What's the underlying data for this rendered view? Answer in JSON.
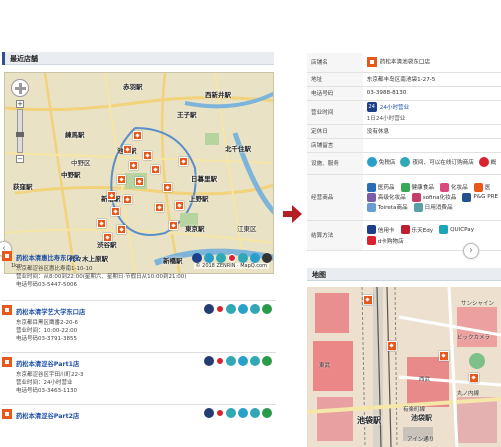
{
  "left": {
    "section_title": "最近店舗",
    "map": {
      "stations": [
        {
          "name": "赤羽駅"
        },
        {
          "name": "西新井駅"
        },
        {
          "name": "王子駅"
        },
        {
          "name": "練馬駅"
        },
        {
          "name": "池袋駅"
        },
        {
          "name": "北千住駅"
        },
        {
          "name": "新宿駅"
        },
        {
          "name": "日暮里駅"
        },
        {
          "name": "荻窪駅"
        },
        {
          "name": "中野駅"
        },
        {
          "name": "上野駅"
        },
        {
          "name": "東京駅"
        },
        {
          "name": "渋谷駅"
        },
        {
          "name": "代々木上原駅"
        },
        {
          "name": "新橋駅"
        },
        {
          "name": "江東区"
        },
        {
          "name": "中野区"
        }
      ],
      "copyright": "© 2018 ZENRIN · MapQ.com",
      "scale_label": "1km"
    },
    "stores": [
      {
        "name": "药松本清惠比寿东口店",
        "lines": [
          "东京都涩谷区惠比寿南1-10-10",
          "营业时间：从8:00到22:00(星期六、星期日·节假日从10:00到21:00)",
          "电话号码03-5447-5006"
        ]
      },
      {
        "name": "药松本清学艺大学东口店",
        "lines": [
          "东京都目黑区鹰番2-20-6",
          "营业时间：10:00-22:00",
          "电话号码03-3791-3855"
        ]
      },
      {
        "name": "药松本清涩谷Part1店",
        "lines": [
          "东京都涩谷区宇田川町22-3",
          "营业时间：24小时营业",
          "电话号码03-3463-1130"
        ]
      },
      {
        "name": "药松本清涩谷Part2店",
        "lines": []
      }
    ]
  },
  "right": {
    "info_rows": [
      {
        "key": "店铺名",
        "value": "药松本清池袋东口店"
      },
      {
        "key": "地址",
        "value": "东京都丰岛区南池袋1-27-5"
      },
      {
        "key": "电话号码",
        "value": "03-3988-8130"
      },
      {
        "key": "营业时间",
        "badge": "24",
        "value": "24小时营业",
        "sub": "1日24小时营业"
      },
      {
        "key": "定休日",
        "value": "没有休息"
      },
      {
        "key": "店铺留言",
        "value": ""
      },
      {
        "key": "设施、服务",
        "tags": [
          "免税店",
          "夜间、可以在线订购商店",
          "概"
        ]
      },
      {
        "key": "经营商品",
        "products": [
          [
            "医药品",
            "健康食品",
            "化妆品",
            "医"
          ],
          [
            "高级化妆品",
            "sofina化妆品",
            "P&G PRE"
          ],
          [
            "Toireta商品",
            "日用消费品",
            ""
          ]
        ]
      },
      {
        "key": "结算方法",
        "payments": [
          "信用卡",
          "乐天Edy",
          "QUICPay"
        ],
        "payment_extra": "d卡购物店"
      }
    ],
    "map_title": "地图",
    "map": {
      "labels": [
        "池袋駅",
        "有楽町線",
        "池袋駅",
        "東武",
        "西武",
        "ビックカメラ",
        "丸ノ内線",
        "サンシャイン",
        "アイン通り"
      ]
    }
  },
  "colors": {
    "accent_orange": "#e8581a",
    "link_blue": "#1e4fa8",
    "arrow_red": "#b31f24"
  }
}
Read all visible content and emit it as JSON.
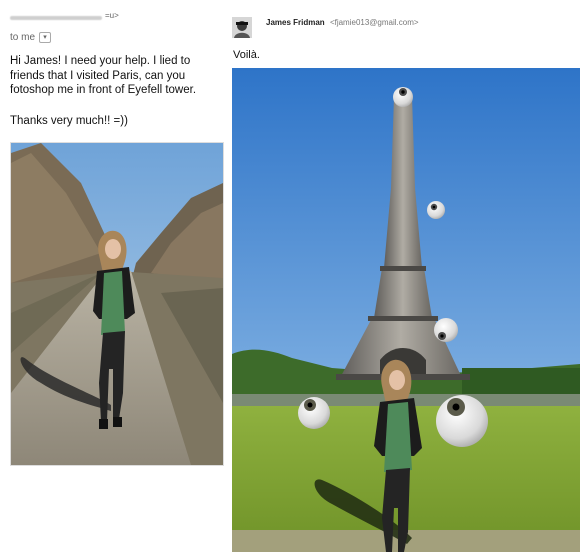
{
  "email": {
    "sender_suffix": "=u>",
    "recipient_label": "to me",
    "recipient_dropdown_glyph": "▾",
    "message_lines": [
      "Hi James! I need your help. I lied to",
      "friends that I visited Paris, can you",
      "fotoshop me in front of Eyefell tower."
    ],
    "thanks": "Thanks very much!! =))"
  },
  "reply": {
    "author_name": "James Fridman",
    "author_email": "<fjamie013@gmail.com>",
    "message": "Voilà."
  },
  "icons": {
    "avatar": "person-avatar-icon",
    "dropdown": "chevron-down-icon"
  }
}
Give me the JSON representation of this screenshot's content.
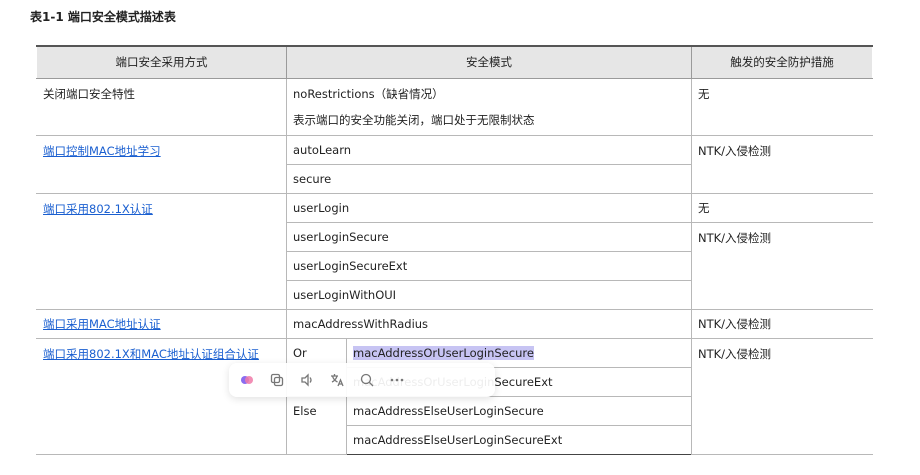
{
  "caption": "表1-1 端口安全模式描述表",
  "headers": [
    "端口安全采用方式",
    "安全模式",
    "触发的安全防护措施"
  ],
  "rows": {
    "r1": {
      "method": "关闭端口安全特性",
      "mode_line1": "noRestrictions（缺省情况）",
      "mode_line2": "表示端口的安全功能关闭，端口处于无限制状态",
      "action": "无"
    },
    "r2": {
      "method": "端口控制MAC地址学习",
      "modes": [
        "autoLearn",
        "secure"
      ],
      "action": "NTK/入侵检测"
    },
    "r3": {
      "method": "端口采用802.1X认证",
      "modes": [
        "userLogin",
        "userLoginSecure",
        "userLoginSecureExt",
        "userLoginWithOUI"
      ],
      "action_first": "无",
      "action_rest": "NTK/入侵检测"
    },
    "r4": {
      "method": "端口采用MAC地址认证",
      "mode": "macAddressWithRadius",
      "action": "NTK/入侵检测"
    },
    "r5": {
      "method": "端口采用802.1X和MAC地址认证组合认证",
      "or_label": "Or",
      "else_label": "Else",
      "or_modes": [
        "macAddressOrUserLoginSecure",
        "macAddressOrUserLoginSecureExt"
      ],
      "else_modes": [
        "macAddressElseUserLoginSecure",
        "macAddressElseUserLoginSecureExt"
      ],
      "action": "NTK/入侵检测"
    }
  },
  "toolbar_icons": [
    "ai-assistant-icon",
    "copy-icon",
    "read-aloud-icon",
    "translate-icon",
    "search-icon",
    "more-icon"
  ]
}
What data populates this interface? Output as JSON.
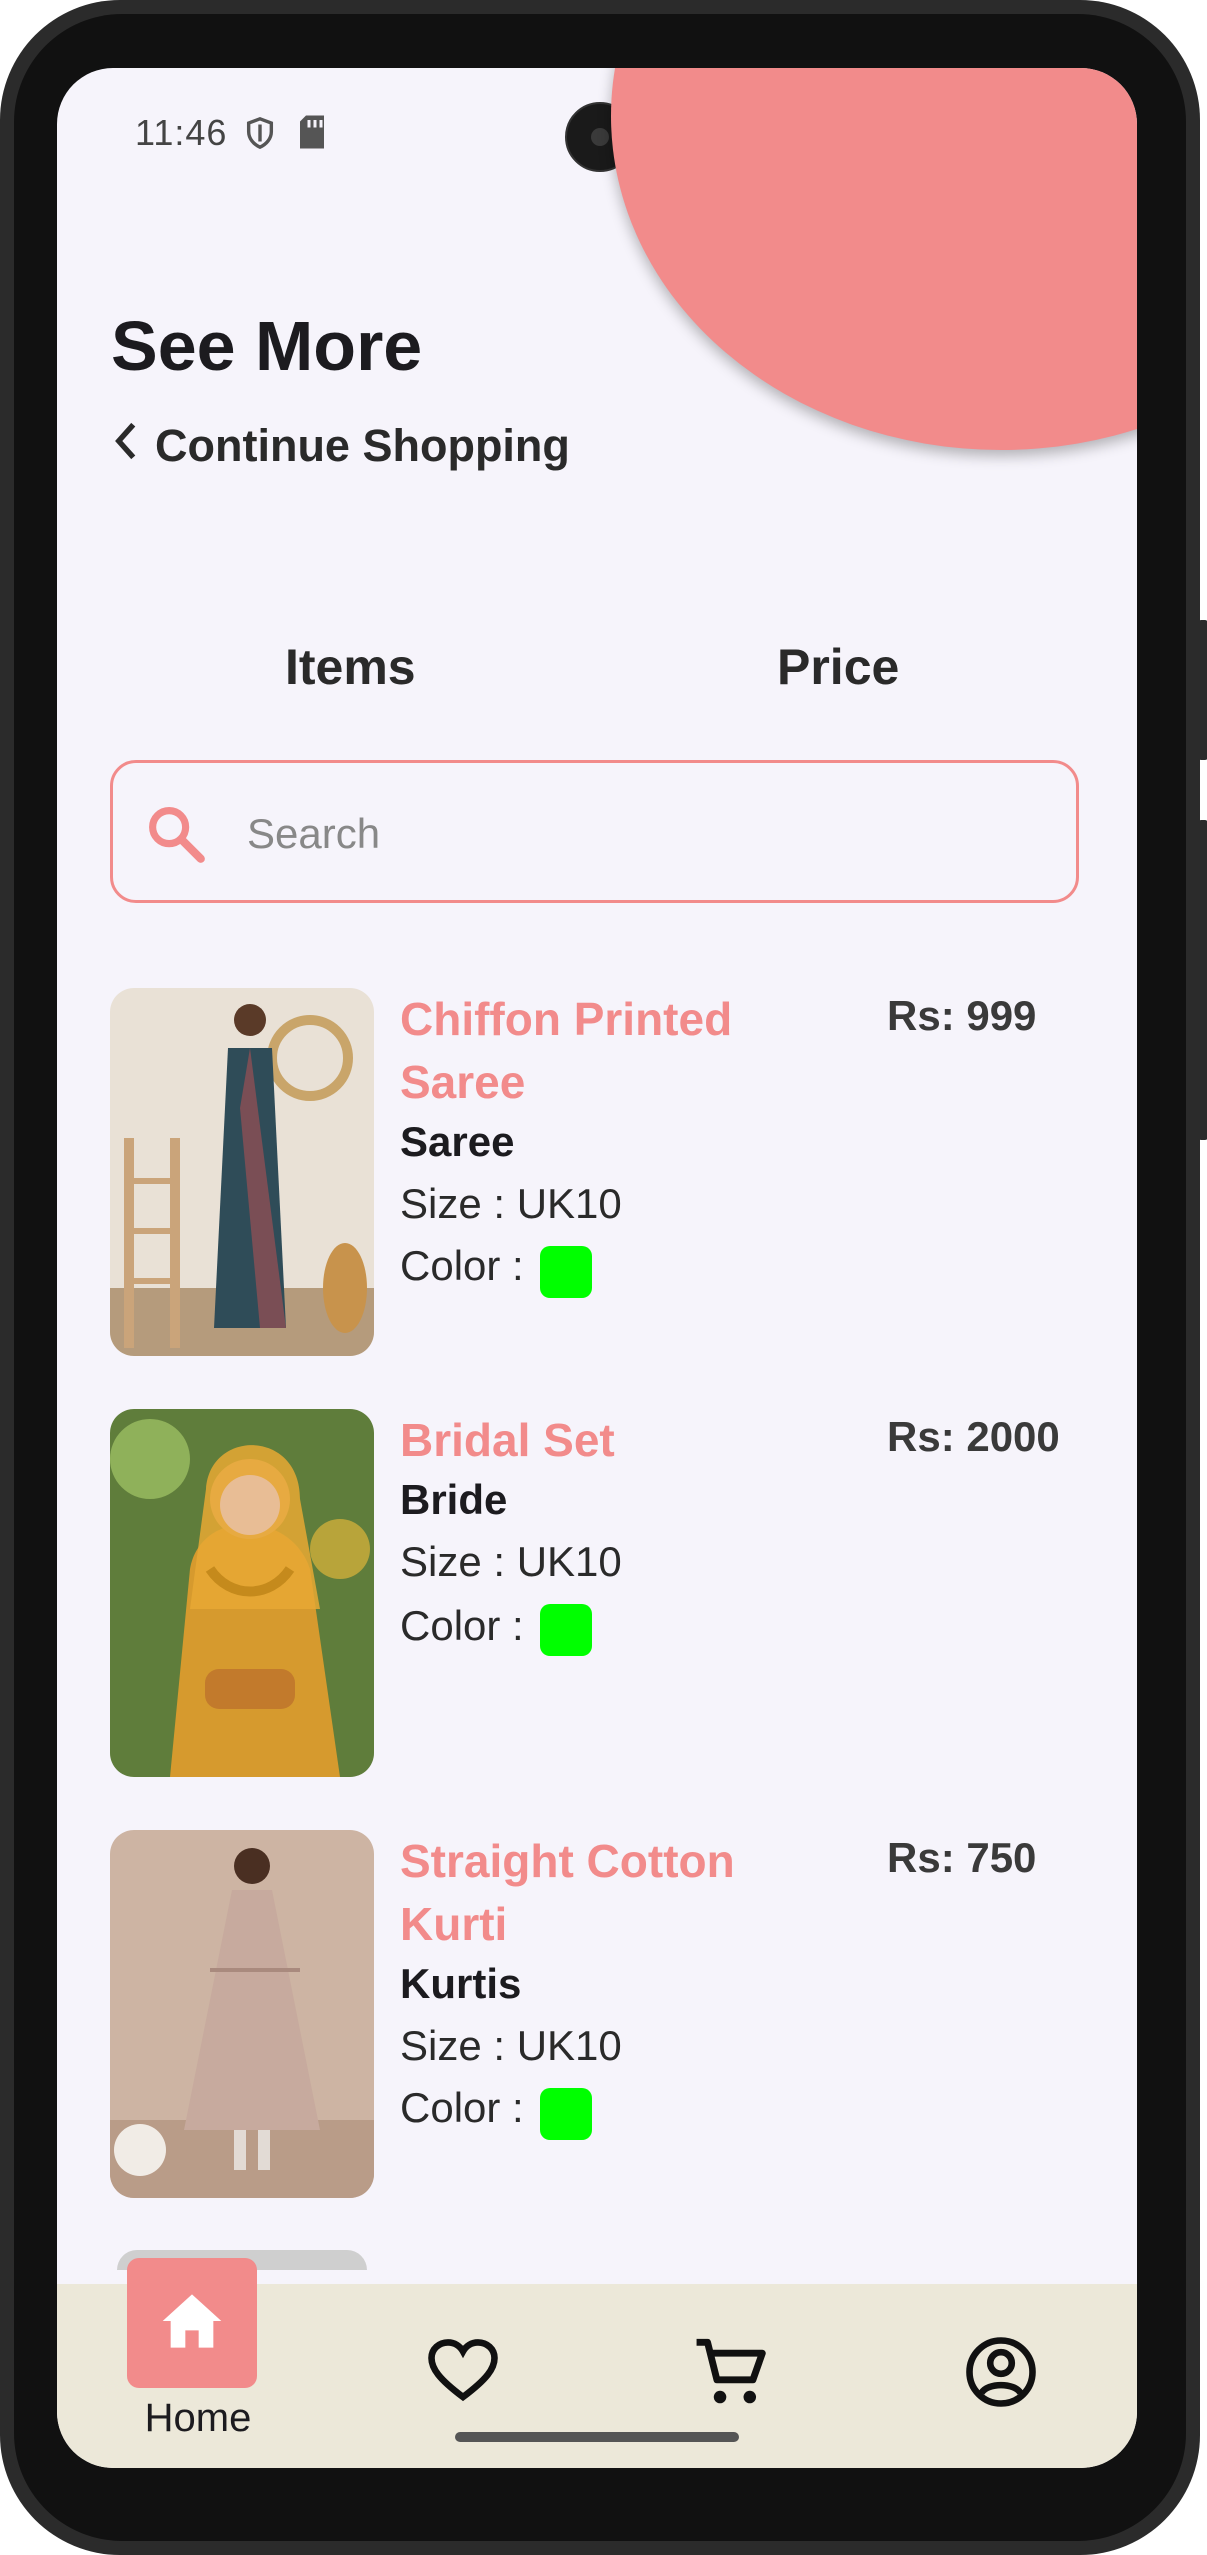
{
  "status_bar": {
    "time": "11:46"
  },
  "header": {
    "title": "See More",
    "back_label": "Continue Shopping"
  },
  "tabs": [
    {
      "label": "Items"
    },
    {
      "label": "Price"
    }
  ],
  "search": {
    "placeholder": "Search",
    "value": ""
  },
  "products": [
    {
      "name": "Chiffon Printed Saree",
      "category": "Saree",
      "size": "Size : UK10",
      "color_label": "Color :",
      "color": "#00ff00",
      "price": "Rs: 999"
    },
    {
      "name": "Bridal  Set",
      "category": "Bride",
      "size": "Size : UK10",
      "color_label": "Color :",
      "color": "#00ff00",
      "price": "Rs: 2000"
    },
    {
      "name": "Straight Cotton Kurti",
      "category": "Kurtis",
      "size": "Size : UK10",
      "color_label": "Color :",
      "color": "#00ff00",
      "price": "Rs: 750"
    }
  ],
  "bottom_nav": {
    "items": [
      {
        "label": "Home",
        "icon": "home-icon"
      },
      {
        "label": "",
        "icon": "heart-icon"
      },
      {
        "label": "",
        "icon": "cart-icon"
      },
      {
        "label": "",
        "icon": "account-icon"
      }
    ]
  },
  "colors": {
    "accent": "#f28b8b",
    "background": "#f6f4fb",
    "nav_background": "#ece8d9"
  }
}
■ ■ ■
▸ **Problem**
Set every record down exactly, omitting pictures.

▸ **Exercise answer**
What's the underlying data for this rendered view? Answer in JSON.
{
  "left": {
    "section_title": "最近店舗",
    "map": {
      "stations": [
        {
          "name": "赤羽駅"
        },
        {
          "name": "西新井駅"
        },
        {
          "name": "王子駅"
        },
        {
          "name": "練馬駅"
        },
        {
          "name": "池袋駅"
        },
        {
          "name": "北千住駅"
        },
        {
          "name": "新宿駅"
        },
        {
          "name": "日暮里駅"
        },
        {
          "name": "荻窪駅"
        },
        {
          "name": "中野駅"
        },
        {
          "name": "上野駅"
        },
        {
          "name": "東京駅"
        },
        {
          "name": "渋谷駅"
        },
        {
          "name": "代々木上原駅"
        },
        {
          "name": "新橋駅"
        },
        {
          "name": "江東区"
        },
        {
          "name": "中野区"
        }
      ],
      "copyright": "© 2018 ZENRIN · MapQ.com",
      "scale_label": "1km"
    },
    "stores": [
      {
        "name": "药松本清惠比寿东口店",
        "lines": [
          "东京都涩谷区惠比寿南1-10-10",
          "营业时间：从8:00到22:00(星期六、星期日·节假日从10:00到21:00)",
          "电话号码03-5447-5006"
        ]
      },
      {
        "name": "药松本清学艺大学东口店",
        "lines": [
          "东京都目黑区鹰番2-20-6",
          "营业时间：10:00-22:00",
          "电话号码03-3791-3855"
        ]
      },
      {
        "name": "药松本清涩谷Part1店",
        "lines": [
          "东京都涩谷区宇田川町22-3",
          "营业时间：24小时营业",
          "电话号码03-3463-1130"
        ]
      },
      {
        "name": "药松本清涩谷Part2店",
        "lines": []
      }
    ]
  },
  "right": {
    "info_rows": [
      {
        "key": "店铺名",
        "value": "药松本清池袋东口店"
      },
      {
        "key": "地址",
        "value": "东京都丰岛区南池袋1-27-5"
      },
      {
        "key": "电话号码",
        "value": "03-3988-8130"
      },
      {
        "key": "营业时间",
        "badge": "24",
        "value": "24小时营业",
        "sub": "1日24小时营业"
      },
      {
        "key": "定休日",
        "value": "没有休息"
      },
      {
        "key": "店铺留言",
        "value": ""
      },
      {
        "key": "设施、服务",
        "tags": [
          "免税店",
          "夜间、可以在线订购商店",
          "概"
        ]
      },
      {
        "key": "经营商品",
        "products": [
          [
            "医药品",
            "健康食品",
            "化妆品",
            "医"
          ],
          [
            "高级化妆品",
            "sofina化妆品",
            "P&G PRE"
          ],
          [
            "Toireta商品",
            "日用消费品",
            ""
          ]
        ]
      },
      {
        "key": "结算方法",
        "payments": [
          "信用卡",
          "乐天Edy",
          "QUICPay"
        ],
        "payment_extra": "d卡购物店"
      }
    ],
    "map_title": "地图",
    "map": {
      "labels": [
        "池袋駅",
        "有楽町線",
        "池袋駅",
        "東武",
        "西武",
        "ビックカメラ",
        "丸ノ内線",
        "サンシャイン",
        "アイン通り"
      ]
    }
  },
  "colors": {
    "accent_orange": "#e8581a",
    "link_blue": "#1e4fa8",
    "arrow_red": "#b31f24"
  }
}
Read all visible content and emit it as JSON.
{
  "email": {
    "sender_suffix": "=u>",
    "recipient_label": "to me",
    "recipient_dropdown_glyph": "▾",
    "message_lines": [
      "Hi James! I need your help. I lied to",
      "friends that I visited Paris, can you",
      "fotoshop me in front of Eyefell tower."
    ],
    "thanks": "Thanks very much!! =))"
  },
  "reply": {
    "author_name": "James Fridman",
    "author_email": "<fjamie013@gmail.com>",
    "message": "Voilà."
  },
  "icons": {
    "avatar": "person-avatar-icon",
    "dropdown": "chevron-down-icon"
  }
}
Give me the JSON representation of this screenshot's content.
{
  "caption": "表1-1 端口安全模式描述表",
  "headers": [
    "端口安全采用方式",
    "安全模式",
    "触发的安全防护措施"
  ],
  "rows": {
    "r1": {
      "method": "关闭端口安全特性",
      "mode_line1": "noRestrictions（缺省情况）",
      "mode_line2": "表示端口的安全功能关闭，端口处于无限制状态",
      "action": "无"
    },
    "r2": {
      "method": "端口控制MAC地址学习",
      "modes": [
        "autoLearn",
        "secure"
      ],
      "action": "NTK/入侵检测"
    },
    "r3": {
      "method": "端口采用802.1X认证",
      "modes": [
        "userLogin",
        "userLoginSecure",
        "userLoginSecureExt",
        "userLoginWithOUI"
      ],
      "action_first": "无",
      "action_rest": "NTK/入侵检测"
    },
    "r4": {
      "method": "端口采用MAC地址认证",
      "mode": "macAddressWithRadius",
      "action": "NTK/入侵检测"
    },
    "r5": {
      "method": "端口采用802.1X和MAC地址认证组合认证",
      "or_label": "Or",
      "else_label": "Else",
      "or_modes": [
        "macAddressOrUserLoginSecure",
        "macAddressOrUserLoginSecureExt"
      ],
      "else_modes": [
        "macAddressElseUserLoginSecure",
        "macAddressElseUserLoginSecureExt"
      ],
      "action": "NTK/入侵检测"
    }
  },
  "toolbar_icons": [
    "ai-assistant-icon",
    "copy-icon",
    "read-aloud-icon",
    "translate-icon",
    "search-icon",
    "more-icon"
  ]
}
What data populates this interface? Output as JSON.
{
  "status_bar": {
    "time": "11:46"
  },
  "header": {
    "title": "See More",
    "back_label": "Continue Shopping"
  },
  "tabs": [
    {
      "label": "Items"
    },
    {
      "label": "Price"
    }
  ],
  "search": {
    "placeholder": "Search",
    "value": ""
  },
  "products": [
    {
      "name": "Chiffon Printed Saree",
      "category": "Saree",
      "size": "Size : UK10",
      "color_label": "Color :",
      "color": "#00ff00",
      "price": "Rs: 999"
    },
    {
      "name": "Bridal  Set",
      "category": "Bride",
      "size": "Size : UK10",
      "color_label": "Color :",
      "color": "#00ff00",
      "price": "Rs: 2000"
    },
    {
      "name": "Straight Cotton Kurti",
      "category": "Kurtis",
      "size": "Size : UK10",
      "color_label": "Color :",
      "color": "#00ff00",
      "price": "Rs: 750"
    }
  ],
  "bottom_nav": {
    "items": [
      {
        "label": "Home",
        "icon": "home-icon"
      },
      {
        "label": "",
        "icon": "heart-icon"
      },
      {
        "label": "",
        "icon": "cart-icon"
      },
      {
        "label": "",
        "icon": "account-icon"
      }
    ]
  },
  "colors": {
    "accent": "#f28b8b",
    "background": "#f6f4fb",
    "nav_background": "#ece8d9"
  }
}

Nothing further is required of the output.